The Toronto-based company has developed an extremely powerful tool for generating highly complex 3D models. These are ideal for the 3D print industry, as that’s about the only manufacturing process that can produce them.
But it’s also quite useful for industry, as new types of products and concepts can be both explored and finalized. Parts can be easily lightweighted, and Metafold claims design time can be reduced by “50-98%” for new product designs.
Metafold told me they’ve recently issued a brand-new user interface that should simplify use of the tool, and that likely has something to do with the 98% time savings. The new interface includes “compression simulation”, which will be quite useful for those designing flexible lattices.
But what applications are possible? What are Metafold’s customers designing?

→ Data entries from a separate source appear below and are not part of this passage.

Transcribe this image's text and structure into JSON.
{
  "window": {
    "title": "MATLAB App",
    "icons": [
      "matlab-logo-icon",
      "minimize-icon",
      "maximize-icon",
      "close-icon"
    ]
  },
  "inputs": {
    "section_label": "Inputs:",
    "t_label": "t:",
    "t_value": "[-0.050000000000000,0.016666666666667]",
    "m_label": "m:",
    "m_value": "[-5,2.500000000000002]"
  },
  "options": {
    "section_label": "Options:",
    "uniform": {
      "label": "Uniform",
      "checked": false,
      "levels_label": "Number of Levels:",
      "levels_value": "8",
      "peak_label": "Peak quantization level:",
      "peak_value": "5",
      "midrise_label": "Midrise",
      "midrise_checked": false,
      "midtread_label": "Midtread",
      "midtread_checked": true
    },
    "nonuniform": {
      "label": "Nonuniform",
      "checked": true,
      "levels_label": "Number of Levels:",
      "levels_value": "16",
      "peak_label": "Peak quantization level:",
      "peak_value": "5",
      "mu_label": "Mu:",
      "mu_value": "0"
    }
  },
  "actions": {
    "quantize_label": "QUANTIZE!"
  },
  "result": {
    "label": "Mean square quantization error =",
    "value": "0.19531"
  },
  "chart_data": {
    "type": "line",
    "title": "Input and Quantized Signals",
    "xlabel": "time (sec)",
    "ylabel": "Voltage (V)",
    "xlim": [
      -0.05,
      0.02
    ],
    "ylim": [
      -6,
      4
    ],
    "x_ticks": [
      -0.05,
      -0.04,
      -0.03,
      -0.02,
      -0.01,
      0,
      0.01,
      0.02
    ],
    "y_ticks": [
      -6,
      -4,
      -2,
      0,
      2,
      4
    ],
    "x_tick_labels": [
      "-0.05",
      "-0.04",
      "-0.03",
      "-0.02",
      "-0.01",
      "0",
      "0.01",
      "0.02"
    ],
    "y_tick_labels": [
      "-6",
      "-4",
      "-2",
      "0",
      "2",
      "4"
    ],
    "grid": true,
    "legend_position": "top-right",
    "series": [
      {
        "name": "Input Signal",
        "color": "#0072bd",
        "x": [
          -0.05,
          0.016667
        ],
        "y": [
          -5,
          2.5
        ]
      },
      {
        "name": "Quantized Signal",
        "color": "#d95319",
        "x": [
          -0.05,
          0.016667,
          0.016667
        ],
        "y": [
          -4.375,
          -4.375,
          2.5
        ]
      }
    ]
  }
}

The tool can generate incredibly complex lattice structures, and these are applicable in many industries. Metafold explained that any highly complex geometry application could benefit from their tool. An example would be a bioreactor, which includes very complex internal pathways.

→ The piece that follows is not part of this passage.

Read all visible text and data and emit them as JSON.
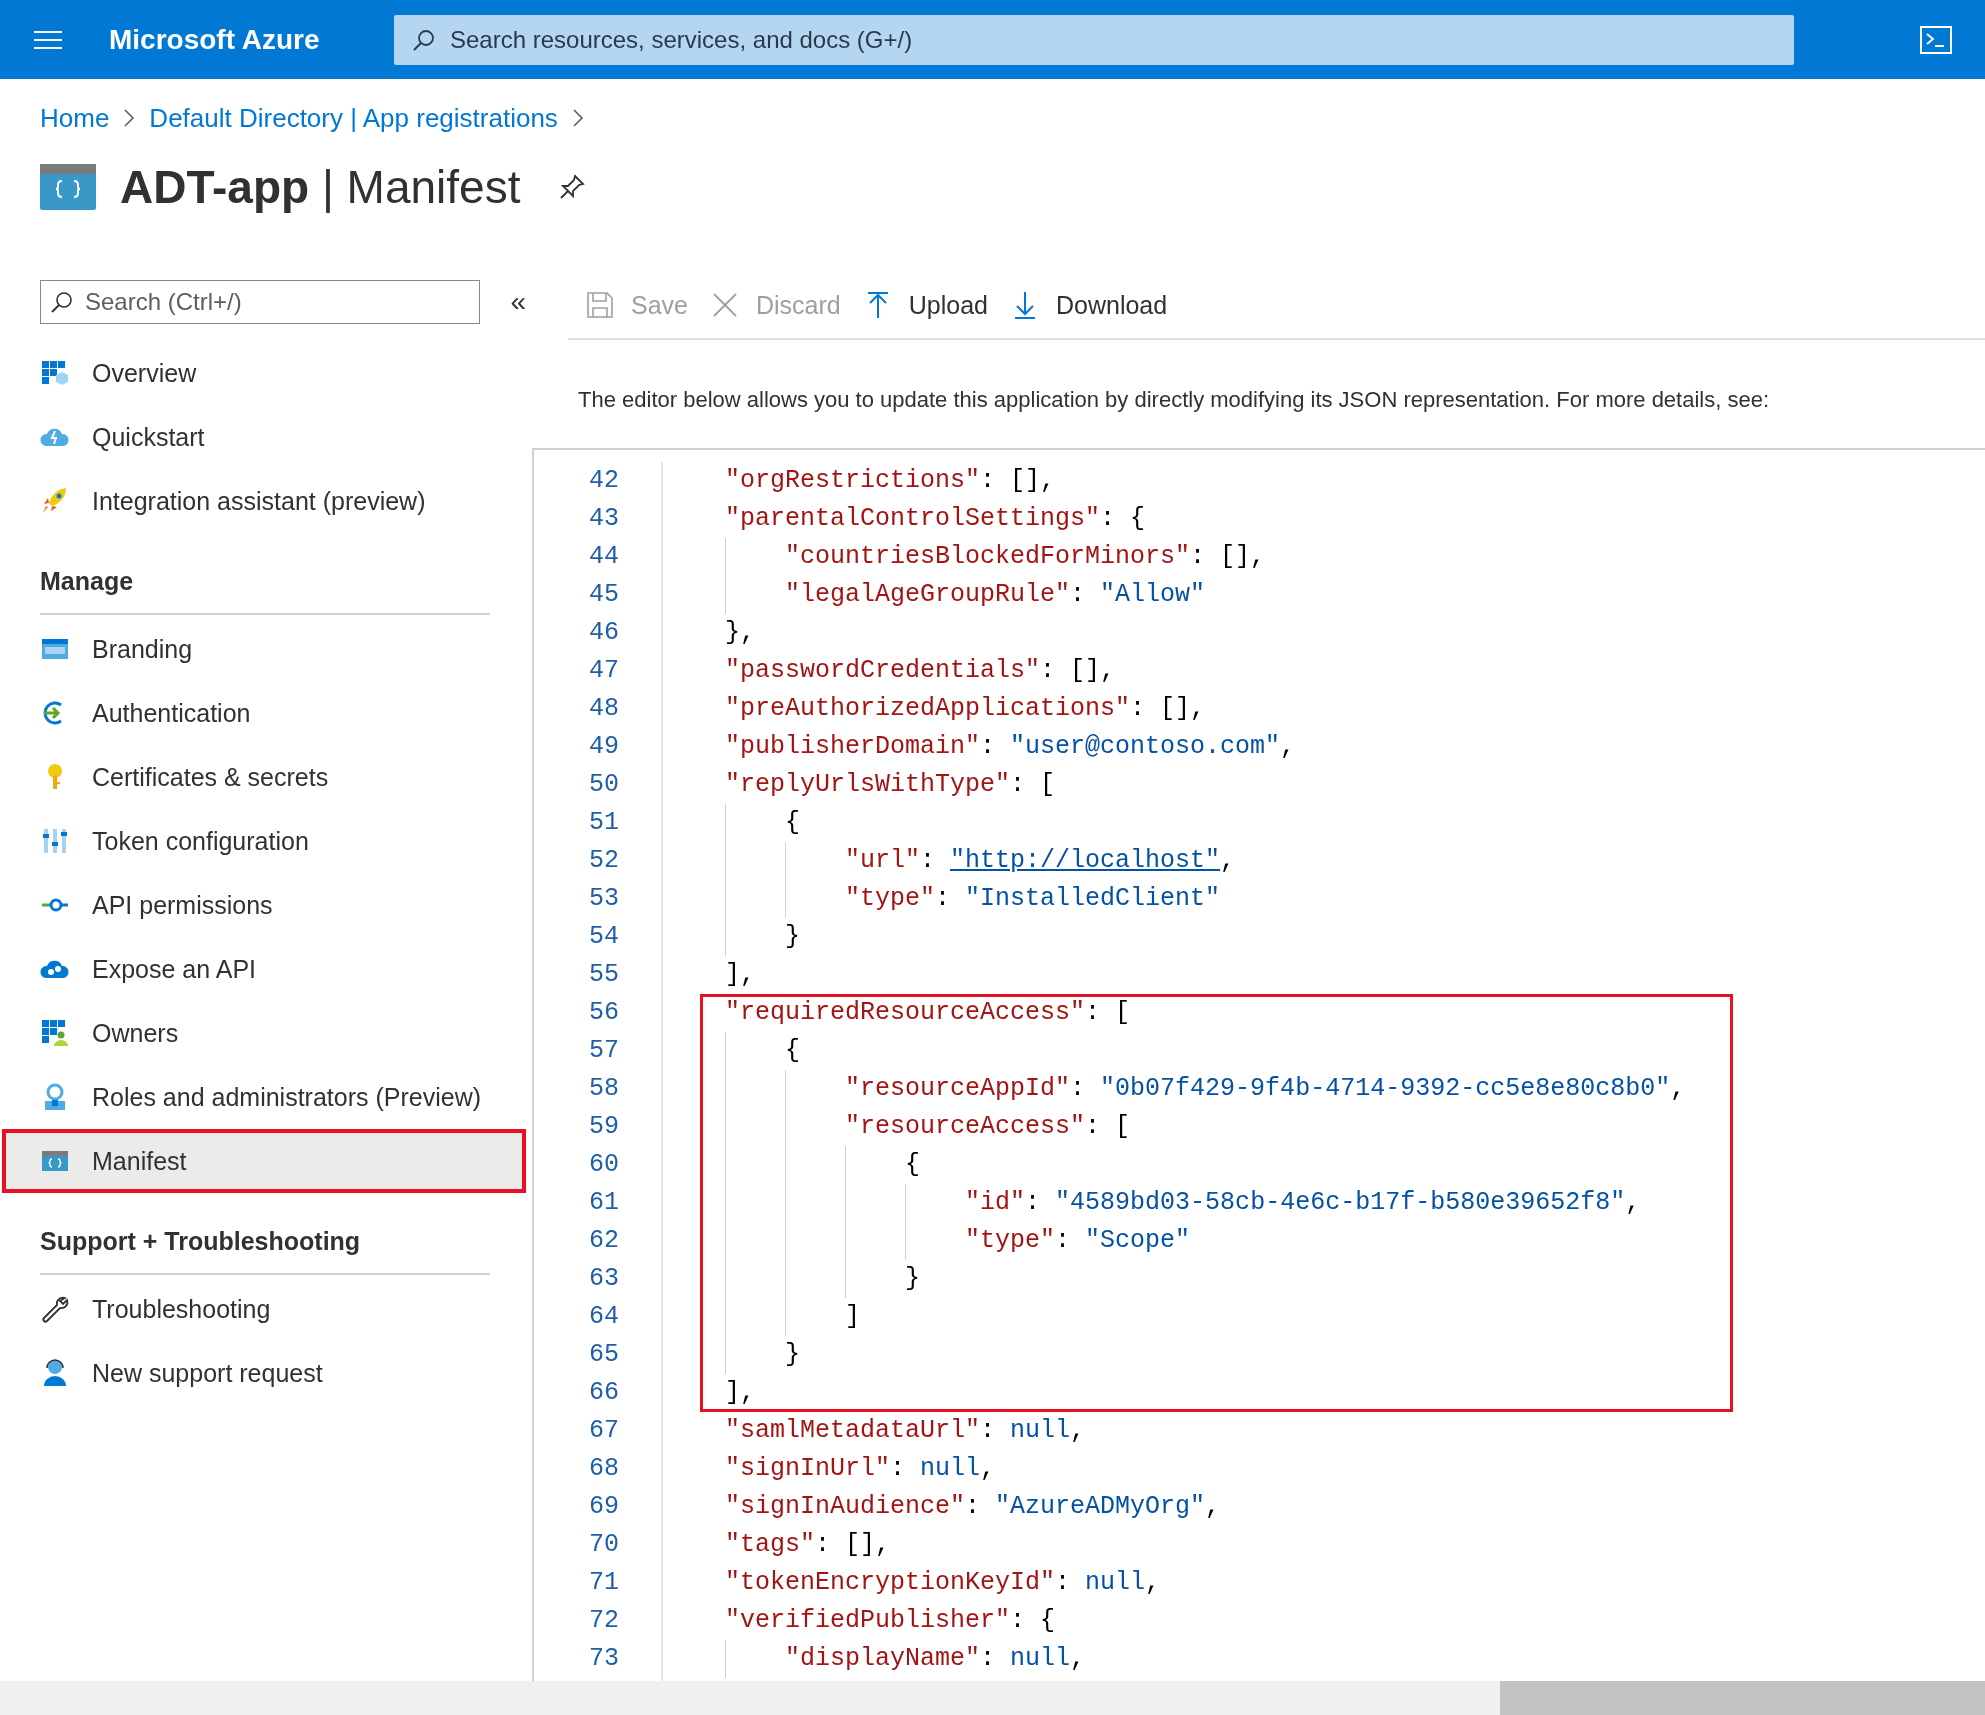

Another example they’ve seen is scaffolds for 3D printed lab meat.
Designing such applications is made easier because the tool now allows for easy iteration of designs. This can be done directly from within the tool.
One particular feature that will no doubt be greatly used is their conformal mapping algorithm. This is a way of terminating a lattice in a sensible manner, as opposed to “chopping it off”, as is done in many other lesser generative tools.
If you look closely at the images at top and above, you will see that the lattice conforms to the intended shape: the lattice neatly flows through the edges and curves.
Metafold said this feature would be particularly useful for those designing footwear, as the lattice would fit neatly into the allowed space without dangling ends.
The Metafold tool is a cloud-based system, and they said that performance is “close to desktop-level if the network is good”. It seems they’ve figured out how to avoid big data transfers during normal operations. However, there would still be some waiting while importing or exporting, depending on the network capacity.
Metafold has priced their service with four levels, corresponding to single user, teams, and enterprise. What’s the fourth level, you ask? It’s actually a free tier in which anyone can try out Metafold.
The free tier has some limitations, with the most constrained being the number of exports allowed: ten. The “Pro” level, priced at US$995/yr, allows 180 exports, or about one per workday.
Metafold also offers an API to permit embedded applications that use Metafold’s power in the background. I can imagine, for example, an online footwear printing service. The service might scan a foot and generate a base 3D model, which would then be fed into Metafold to transform it into a lattice-style design for 3D printing.
There are only a few generative tools of this type on the market today, and Metafold is certainly one that should be considered.